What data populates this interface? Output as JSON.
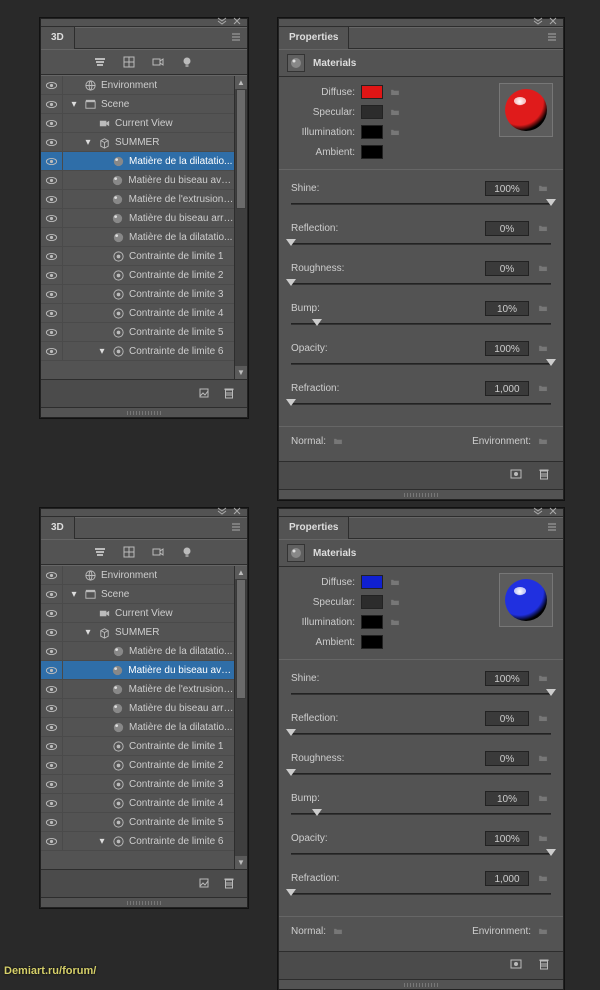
{
  "watermark": "Demiart.ru/forum/",
  "panels": [
    {
      "tree": {
        "tab": "3D",
        "rows": [
          {
            "indent": 0,
            "twist": "",
            "icon": "env",
            "label": "Environment",
            "sel": false,
            "eye": true
          },
          {
            "indent": 0,
            "twist": "▾",
            "icon": "scene",
            "label": "Scene",
            "sel": false,
            "eye": true
          },
          {
            "indent": 1,
            "twist": "",
            "icon": "cam",
            "label": "Current View",
            "sel": false,
            "eye": true
          },
          {
            "indent": 1,
            "twist": "▾",
            "icon": "mesh",
            "label": "SUMMER",
            "sel": false,
            "eye": true
          },
          {
            "indent": 2,
            "twist": "",
            "icon": "mat",
            "label": "Matière de la dilatatio...",
            "sel": true,
            "eye": true
          },
          {
            "indent": 2,
            "twist": "",
            "icon": "mat",
            "label": "Matière du biseau ava...",
            "sel": false,
            "eye": true
          },
          {
            "indent": 2,
            "twist": "",
            "icon": "mat",
            "label": "Matière de l'extrusion ...",
            "sel": false,
            "eye": true
          },
          {
            "indent": 2,
            "twist": "",
            "icon": "mat",
            "label": "Matière du biseau arri...",
            "sel": false,
            "eye": true
          },
          {
            "indent": 2,
            "twist": "",
            "icon": "mat",
            "label": "Matière de la dilatatio...",
            "sel": false,
            "eye": true
          },
          {
            "indent": 2,
            "twist": "",
            "icon": "cons",
            "label": "Contrainte de limite 1",
            "sel": false,
            "eye": true
          },
          {
            "indent": 2,
            "twist": "",
            "icon": "cons",
            "label": "Contrainte de limite 2",
            "sel": false,
            "eye": true
          },
          {
            "indent": 2,
            "twist": "",
            "icon": "cons",
            "label": "Contrainte de limite 3",
            "sel": false,
            "eye": true
          },
          {
            "indent": 2,
            "twist": "",
            "icon": "cons",
            "label": "Contrainte de limite 4",
            "sel": false,
            "eye": true
          },
          {
            "indent": 2,
            "twist": "",
            "icon": "cons",
            "label": "Contrainte de limite 5",
            "sel": false,
            "eye": true
          },
          {
            "indent": 2,
            "twist": "▾",
            "icon": "cons",
            "label": "Contrainte de limite 6",
            "sel": false,
            "eye": true
          }
        ],
        "scroll": {
          "thumbTop": 0,
          "thumbH": 120
        }
      },
      "props": {
        "tab": "Properties",
        "title": "Materials",
        "swatches": {
          "diffuse": {
            "label": "Diffuse:",
            "color": "#e01515"
          },
          "specular": {
            "label": "Specular:",
            "color": "#2c2c2c"
          },
          "illumination": {
            "label": "Illumination:",
            "color": "#000000"
          },
          "ambient": {
            "label": "Ambient:",
            "color": "#000000"
          }
        },
        "preview": {
          "type": "sphere",
          "color": "#e01b1b"
        },
        "sliders": {
          "shine": {
            "label": "Shine:",
            "value": "100%",
            "pos": 100
          },
          "reflection": {
            "label": "Reflection:",
            "value": "0%",
            "pos": 0
          },
          "roughness": {
            "label": "Roughness:",
            "value": "0%",
            "pos": 0
          },
          "bump": {
            "label": "Bump:",
            "value": "10%",
            "pos": 10
          },
          "opacity": {
            "label": "Opacity:",
            "value": "100%",
            "pos": 100
          },
          "refraction": {
            "label": "Refraction:",
            "value": "1,000",
            "pos": 0
          }
        },
        "normal": {
          "label": "Normal:"
        },
        "environment": {
          "label": "Environment:"
        }
      }
    },
    {
      "tree": {
        "tab": "3D",
        "rows": [
          {
            "indent": 0,
            "twist": "",
            "icon": "env",
            "label": "Environment",
            "sel": false,
            "eye": true
          },
          {
            "indent": 0,
            "twist": "▾",
            "icon": "scene",
            "label": "Scene",
            "sel": false,
            "eye": true
          },
          {
            "indent": 1,
            "twist": "",
            "icon": "cam",
            "label": "Current View",
            "sel": false,
            "eye": true
          },
          {
            "indent": 1,
            "twist": "▾",
            "icon": "mesh",
            "label": "SUMMER",
            "sel": false,
            "eye": true
          },
          {
            "indent": 2,
            "twist": "",
            "icon": "mat",
            "label": "Matière de la dilatatio...",
            "sel": false,
            "eye": true
          },
          {
            "indent": 2,
            "twist": "",
            "icon": "mat",
            "label": "Matière du biseau ava...",
            "sel": true,
            "eye": true
          },
          {
            "indent": 2,
            "twist": "",
            "icon": "mat",
            "label": "Matière de l'extrusion ...",
            "sel": false,
            "eye": true
          },
          {
            "indent": 2,
            "twist": "",
            "icon": "mat",
            "label": "Matière du biseau arri...",
            "sel": false,
            "eye": true
          },
          {
            "indent": 2,
            "twist": "",
            "icon": "mat",
            "label": "Matière de la dilatatio...",
            "sel": false,
            "eye": true
          },
          {
            "indent": 2,
            "twist": "",
            "icon": "cons",
            "label": "Contrainte de limite 1",
            "sel": false,
            "eye": true
          },
          {
            "indent": 2,
            "twist": "",
            "icon": "cons",
            "label": "Contrainte de limite 2",
            "sel": false,
            "eye": true
          },
          {
            "indent": 2,
            "twist": "",
            "icon": "cons",
            "label": "Contrainte de limite 3",
            "sel": false,
            "eye": true
          },
          {
            "indent": 2,
            "twist": "",
            "icon": "cons",
            "label": "Contrainte de limite 4",
            "sel": false,
            "eye": true
          },
          {
            "indent": 2,
            "twist": "",
            "icon": "cons",
            "label": "Contrainte de limite 5",
            "sel": false,
            "eye": true
          },
          {
            "indent": 2,
            "twist": "▾",
            "icon": "cons",
            "label": "Contrainte de limite 6",
            "sel": false,
            "eye": true
          }
        ],
        "scroll": {
          "thumbTop": 0,
          "thumbH": 120
        }
      },
      "props": {
        "tab": "Properties",
        "title": "Materials",
        "swatches": {
          "diffuse": {
            "label": "Diffuse:",
            "color": "#1020d0"
          },
          "specular": {
            "label": "Specular:",
            "color": "#2c2c2c"
          },
          "illumination": {
            "label": "Illumination:",
            "color": "#000000"
          },
          "ambient": {
            "label": "Ambient:",
            "color": "#000000"
          }
        },
        "preview": {
          "type": "sphere",
          "color": "#2030e0"
        },
        "sliders": {
          "shine": {
            "label": "Shine:",
            "value": "100%",
            "pos": 100
          },
          "reflection": {
            "label": "Reflection:",
            "value": "0%",
            "pos": 0
          },
          "roughness": {
            "label": "Roughness:",
            "value": "0%",
            "pos": 0
          },
          "bump": {
            "label": "Bump:",
            "value": "10%",
            "pos": 10
          },
          "opacity": {
            "label": "Opacity:",
            "value": "100%",
            "pos": 100
          },
          "refraction": {
            "label": "Refraction:",
            "value": "1,000",
            "pos": 0
          }
        },
        "normal": {
          "label": "Normal:"
        },
        "environment": {
          "label": "Environment:"
        }
      }
    }
  ]
}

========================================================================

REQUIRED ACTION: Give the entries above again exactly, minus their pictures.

REPLY:
What data populates this interface? Output as JSON.
{
  "watermark": "Demiart.ru/forum/",
  "panels": [
    {
      "tree": {
        "tab": "3D",
        "rows": [
          {
            "indent": 0,
            "twist": "",
            "icon": "env",
            "label": "Environment",
            "sel": false,
            "eye": true
          },
          {
            "indent": 0,
            "twist": "▾",
            "icon": "scene",
            "label": "Scene",
            "sel": false,
            "eye": true
          },
          {
            "indent": 1,
            "twist": "",
            "icon": "cam",
            "label": "Current View",
            "sel": false,
            "eye": true
          },
          {
            "indent": 1,
            "twist": "▾",
            "icon": "mesh",
            "label": "SUMMER",
            "sel": false,
            "eye": true
          },
          {
            "indent": 2,
            "twist": "",
            "icon": "mat",
            "label": "Matière de la dilatatio...",
            "sel": true,
            "eye": true
          },
          {
            "indent": 2,
            "twist": "",
            "icon": "mat",
            "label": "Matière du biseau ava...",
            "sel": false,
            "eye": true
          },
          {
            "indent": 2,
            "twist": "",
            "icon": "mat",
            "label": "Matière de l'extrusion ...",
            "sel": false,
            "eye": true
          },
          {
            "indent": 2,
            "twist": "",
            "icon": "mat",
            "label": "Matière du biseau arri...",
            "sel": false,
            "eye": true
          },
          {
            "indent": 2,
            "twist": "",
            "icon": "mat",
            "label": "Matière de la dilatatio...",
            "sel": false,
            "eye": true
          },
          {
            "indent": 2,
            "twist": "",
            "icon": "cons",
            "label": "Contrainte de limite 1",
            "sel": false,
            "eye": true
          },
          {
            "indent": 2,
            "twist": "",
            "icon": "cons",
            "label": "Contrainte de limite 2",
            "sel": false,
            "eye": true
          },
          {
            "indent": 2,
            "twist": "",
            "icon": "cons",
            "label": "Contrainte de limite 3",
            "sel": false,
            "eye": true
          },
          {
            "indent": 2,
            "twist": "",
            "icon": "cons",
            "label": "Contrainte de limite 4",
            "sel": false,
            "eye": true
          },
          {
            "indent": 2,
            "twist": "",
            "icon": "cons",
            "label": "Contrainte de limite 5",
            "sel": false,
            "eye": true
          },
          {
            "indent": 2,
            "twist": "▾",
            "icon": "cons",
            "label": "Contrainte de limite 6",
            "sel": false,
            "eye": true
          }
        ],
        "scroll": {
          "thumbTop": 0,
          "thumbH": 120
        }
      },
      "props": {
        "tab": "Properties",
        "title": "Materials",
        "swatches": {
          "diffuse": {
            "label": "Diffuse:",
            "color": "#e01515"
          },
          "specular": {
            "label": "Specular:",
            "color": "#2c2c2c"
          },
          "illumination": {
            "label": "Illumination:",
            "color": "#000000"
          },
          "ambient": {
            "label": "Ambient:",
            "color": "#000000"
          }
        },
        "preview": {
          "type": "sphere",
          "color": "#e01b1b"
        },
        "sliders": {
          "shine": {
            "label": "Shine:",
            "value": "100%",
            "pos": 100
          },
          "reflection": {
            "label": "Reflection:",
            "value": "0%",
            "pos": 0
          },
          "roughness": {
            "label": "Roughness:",
            "value": "0%",
            "pos": 0
          },
          "bump": {
            "label": "Bump:",
            "value": "10%",
            "pos": 10
          },
          "opacity": {
            "label": "Opacity:",
            "value": "100%",
            "pos": 100
          },
          "refraction": {
            "label": "Refraction:",
            "value": "1,000",
            "pos": 0
          }
        },
        "normal": {
          "label": "Normal:"
        },
        "environment": {
          "label": "Environment:"
        }
      }
    },
    {
      "tree": {
        "tab": "3D",
        "rows": [
          {
            "indent": 0,
            "twist": "",
            "icon": "env",
            "label": "Environment",
            "sel": false,
            "eye": true
          },
          {
            "indent": 0,
            "twist": "▾",
            "icon": "scene",
            "label": "Scene",
            "sel": false,
            "eye": true
          },
          {
            "indent": 1,
            "twist": "",
            "icon": "cam",
            "label": "Current View",
            "sel": false,
            "eye": true
          },
          {
            "indent": 1,
            "twist": "▾",
            "icon": "mesh",
            "label": "SUMMER",
            "sel": false,
            "eye": true
          },
          {
            "indent": 2,
            "twist": "",
            "icon": "mat",
            "label": "Matière de la dilatatio...",
            "sel": false,
            "eye": true
          },
          {
            "indent": 2,
            "twist": "",
            "icon": "mat",
            "label": "Matière du biseau ava...",
            "sel": true,
            "eye": true
          },
          {
            "indent": 2,
            "twist": "",
            "icon": "mat",
            "label": "Matière de l'extrusion ...",
            "sel": false,
            "eye": true
          },
          {
            "indent": 2,
            "twist": "",
            "icon": "mat",
            "label": "Matière du biseau arri...",
            "sel": false,
            "eye": true
          },
          {
            "indent": 2,
            "twist": "",
            "icon": "mat",
            "label": "Matière de la dilatatio...",
            "sel": false,
            "eye": true
          },
          {
            "indent": 2,
            "twist": "",
            "icon": "cons",
            "label": "Contrainte de limite 1",
            "sel": false,
            "eye": true
          },
          {
            "indent": 2,
            "twist": "",
            "icon": "cons",
            "label": "Contrainte de limite 2",
            "sel": false,
            "eye": true
          },
          {
            "indent": 2,
            "twist": "",
            "icon": "cons",
            "label": "Contrainte de limite 3",
            "sel": false,
            "eye": true
          },
          {
            "indent": 2,
            "twist": "",
            "icon": "cons",
            "label": "Contrainte de limite 4",
            "sel": false,
            "eye": true
          },
          {
            "indent": 2,
            "twist": "",
            "icon": "cons",
            "label": "Contrainte de limite 5",
            "sel": false,
            "eye": true
          },
          {
            "indent": 2,
            "twist": "▾",
            "icon": "cons",
            "label": "Contrainte de limite 6",
            "sel": false,
            "eye": true
          }
        ],
        "scroll": {
          "thumbTop": 0,
          "thumbH": 120
        }
      },
      "props": {
        "tab": "Properties",
        "title": "Materials",
        "swatches": {
          "diffuse": {
            "label": "Diffuse:",
            "color": "#1020d0"
          },
          "specular": {
            "label": "Specular:",
            "color": "#2c2c2c"
          },
          "illumination": {
            "label": "Illumination:",
            "color": "#000000"
          },
          "ambient": {
            "label": "Ambient:",
            "color": "#000000"
          }
        },
        "preview": {
          "type": "sphere",
          "color": "#2030e0"
        },
        "sliders": {
          "shine": {
            "label": "Shine:",
            "value": "100%",
            "pos": 100
          },
          "reflection": {
            "label": "Reflection:",
            "value": "0%",
            "pos": 0
          },
          "roughness": {
            "label": "Roughness:",
            "value": "0%",
            "pos": 0
          },
          "bump": {
            "label": "Bump:",
            "value": "10%",
            "pos": 10
          },
          "opacity": {
            "label": "Opacity:",
            "value": "100%",
            "pos": 100
          },
          "refraction": {
            "label": "Refraction:",
            "value": "1,000",
            "pos": 0
          }
        },
        "normal": {
          "label": "Normal:"
        },
        "environment": {
          "label": "Environment:"
        }
      }
    }
  ]
}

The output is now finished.